1. 2011 Cardinals: The absolute wildest of Wild Cards. They were 8 1/2 back of the Braves for the NL's Wild Card slot on Sept. 1. And much like the Rays hunting down the Red Sox, they had their finest hour (an 18-8 final month) amid the dizzying downfall of a club practically penciled into October. It all came to a head on that crazy Wednesday night, Sept. 28, when Chris Carpenter cruised against the Astros for eight innings in an easy 8-0 win. The Cards then retreated to the visiting clubhouse in Houston, where they watched the Phillies mount a rally off Craig Kimbrel in the ninth and win it in the 13th on a Hunter Pence flare. With that, the Cardinals had their "in" for October, and they used it to reach an absolutely epic showdown with the Rangers in a World Series that, come to think of it, had a pretty great comeback of its own.
This Cards climax -- solitary though it may be -- sets the new standard in the modern baseball world as the reminder that in sports, as in life, it ain't over 'til it's over.
Honorable mentions: The 2013 Indians entered September 4 1/2 back of a Wild Card slot and won it with a 21-6 final flourish, including wins in their final 10 games.
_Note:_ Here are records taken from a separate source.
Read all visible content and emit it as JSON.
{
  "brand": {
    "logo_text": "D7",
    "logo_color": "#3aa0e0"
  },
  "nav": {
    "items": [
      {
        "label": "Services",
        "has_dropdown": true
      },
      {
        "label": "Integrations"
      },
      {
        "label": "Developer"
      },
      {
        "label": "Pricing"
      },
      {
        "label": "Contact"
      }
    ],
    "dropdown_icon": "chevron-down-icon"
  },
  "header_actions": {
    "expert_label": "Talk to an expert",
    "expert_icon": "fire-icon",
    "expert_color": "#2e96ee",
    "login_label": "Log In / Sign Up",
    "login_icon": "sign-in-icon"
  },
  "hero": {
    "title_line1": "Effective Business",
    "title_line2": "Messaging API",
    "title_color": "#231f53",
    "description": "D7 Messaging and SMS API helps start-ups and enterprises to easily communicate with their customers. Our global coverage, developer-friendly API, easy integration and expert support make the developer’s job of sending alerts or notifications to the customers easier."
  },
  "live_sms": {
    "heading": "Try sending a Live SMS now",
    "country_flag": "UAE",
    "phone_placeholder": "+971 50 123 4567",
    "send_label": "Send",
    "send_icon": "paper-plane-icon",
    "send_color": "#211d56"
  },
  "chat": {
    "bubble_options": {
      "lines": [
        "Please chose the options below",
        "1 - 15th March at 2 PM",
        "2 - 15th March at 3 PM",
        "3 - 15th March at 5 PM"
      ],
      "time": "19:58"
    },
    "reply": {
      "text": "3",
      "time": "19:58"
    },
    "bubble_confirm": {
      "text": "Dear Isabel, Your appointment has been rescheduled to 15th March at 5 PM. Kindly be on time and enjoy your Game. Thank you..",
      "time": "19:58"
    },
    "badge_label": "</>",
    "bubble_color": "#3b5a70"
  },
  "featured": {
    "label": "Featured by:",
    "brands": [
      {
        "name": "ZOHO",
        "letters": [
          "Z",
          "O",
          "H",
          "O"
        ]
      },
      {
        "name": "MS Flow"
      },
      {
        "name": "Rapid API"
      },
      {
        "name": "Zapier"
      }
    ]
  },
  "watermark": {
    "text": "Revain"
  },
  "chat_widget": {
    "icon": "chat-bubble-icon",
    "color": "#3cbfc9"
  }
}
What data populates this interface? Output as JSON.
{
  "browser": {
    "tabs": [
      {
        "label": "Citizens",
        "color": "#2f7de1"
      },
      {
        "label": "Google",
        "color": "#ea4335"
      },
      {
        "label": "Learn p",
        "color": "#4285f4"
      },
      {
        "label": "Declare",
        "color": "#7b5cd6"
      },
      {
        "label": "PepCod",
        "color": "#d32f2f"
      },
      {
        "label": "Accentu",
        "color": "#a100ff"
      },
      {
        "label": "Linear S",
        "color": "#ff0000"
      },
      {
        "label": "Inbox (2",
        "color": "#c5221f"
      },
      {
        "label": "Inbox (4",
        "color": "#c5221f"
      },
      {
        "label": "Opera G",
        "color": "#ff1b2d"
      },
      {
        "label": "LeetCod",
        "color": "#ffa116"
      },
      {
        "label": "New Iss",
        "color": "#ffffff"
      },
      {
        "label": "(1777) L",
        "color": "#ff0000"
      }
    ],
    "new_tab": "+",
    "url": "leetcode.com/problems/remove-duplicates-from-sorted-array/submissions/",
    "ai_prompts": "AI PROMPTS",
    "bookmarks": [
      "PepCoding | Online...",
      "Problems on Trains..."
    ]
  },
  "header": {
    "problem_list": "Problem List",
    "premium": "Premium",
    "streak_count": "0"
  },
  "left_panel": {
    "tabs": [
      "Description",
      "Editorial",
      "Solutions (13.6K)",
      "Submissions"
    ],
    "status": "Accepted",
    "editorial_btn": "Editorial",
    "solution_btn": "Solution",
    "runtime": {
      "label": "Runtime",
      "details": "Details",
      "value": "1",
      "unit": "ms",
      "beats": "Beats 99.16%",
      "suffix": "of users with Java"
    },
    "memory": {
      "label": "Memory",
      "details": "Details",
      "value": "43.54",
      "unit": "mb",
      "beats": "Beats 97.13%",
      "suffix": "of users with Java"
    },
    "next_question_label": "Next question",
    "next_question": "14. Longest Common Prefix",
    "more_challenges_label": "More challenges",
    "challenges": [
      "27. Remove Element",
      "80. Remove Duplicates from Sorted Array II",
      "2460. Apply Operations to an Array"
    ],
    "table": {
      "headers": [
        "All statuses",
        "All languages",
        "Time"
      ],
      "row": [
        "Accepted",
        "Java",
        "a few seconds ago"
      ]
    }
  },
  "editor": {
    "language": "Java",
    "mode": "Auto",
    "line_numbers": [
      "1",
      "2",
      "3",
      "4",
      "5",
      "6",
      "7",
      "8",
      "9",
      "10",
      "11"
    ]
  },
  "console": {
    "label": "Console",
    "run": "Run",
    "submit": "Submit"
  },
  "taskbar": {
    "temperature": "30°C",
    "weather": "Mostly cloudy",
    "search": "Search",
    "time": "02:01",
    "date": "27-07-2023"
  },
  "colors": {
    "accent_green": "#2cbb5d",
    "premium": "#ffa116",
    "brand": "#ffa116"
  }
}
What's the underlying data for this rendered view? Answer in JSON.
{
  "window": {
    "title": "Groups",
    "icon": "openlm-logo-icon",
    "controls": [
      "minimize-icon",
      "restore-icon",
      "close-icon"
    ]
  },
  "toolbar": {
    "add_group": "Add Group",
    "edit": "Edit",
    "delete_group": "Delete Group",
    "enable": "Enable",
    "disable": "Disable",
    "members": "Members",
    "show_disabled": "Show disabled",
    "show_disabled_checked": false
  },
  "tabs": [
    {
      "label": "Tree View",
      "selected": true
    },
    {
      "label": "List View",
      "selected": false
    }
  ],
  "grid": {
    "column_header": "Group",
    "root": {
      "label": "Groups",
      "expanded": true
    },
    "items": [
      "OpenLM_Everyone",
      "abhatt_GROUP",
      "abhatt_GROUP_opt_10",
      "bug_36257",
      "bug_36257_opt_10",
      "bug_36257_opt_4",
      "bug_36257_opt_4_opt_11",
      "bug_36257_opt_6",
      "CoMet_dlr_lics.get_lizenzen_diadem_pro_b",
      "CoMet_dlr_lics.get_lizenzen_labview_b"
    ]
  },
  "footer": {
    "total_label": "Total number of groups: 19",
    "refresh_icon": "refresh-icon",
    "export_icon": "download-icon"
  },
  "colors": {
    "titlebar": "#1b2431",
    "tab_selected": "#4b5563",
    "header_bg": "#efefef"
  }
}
Anybody who still decries the Wild Card system ought to remember that the 1993 Braves won 104 games to edge the 103-win Giants in the NL West Division. Atlanta did it with a September sprint from 4 1/2 back. The 2010 Giants were four back of the Padres in the NL West on Sept. 1. By the end of October, they were bathing in champagne.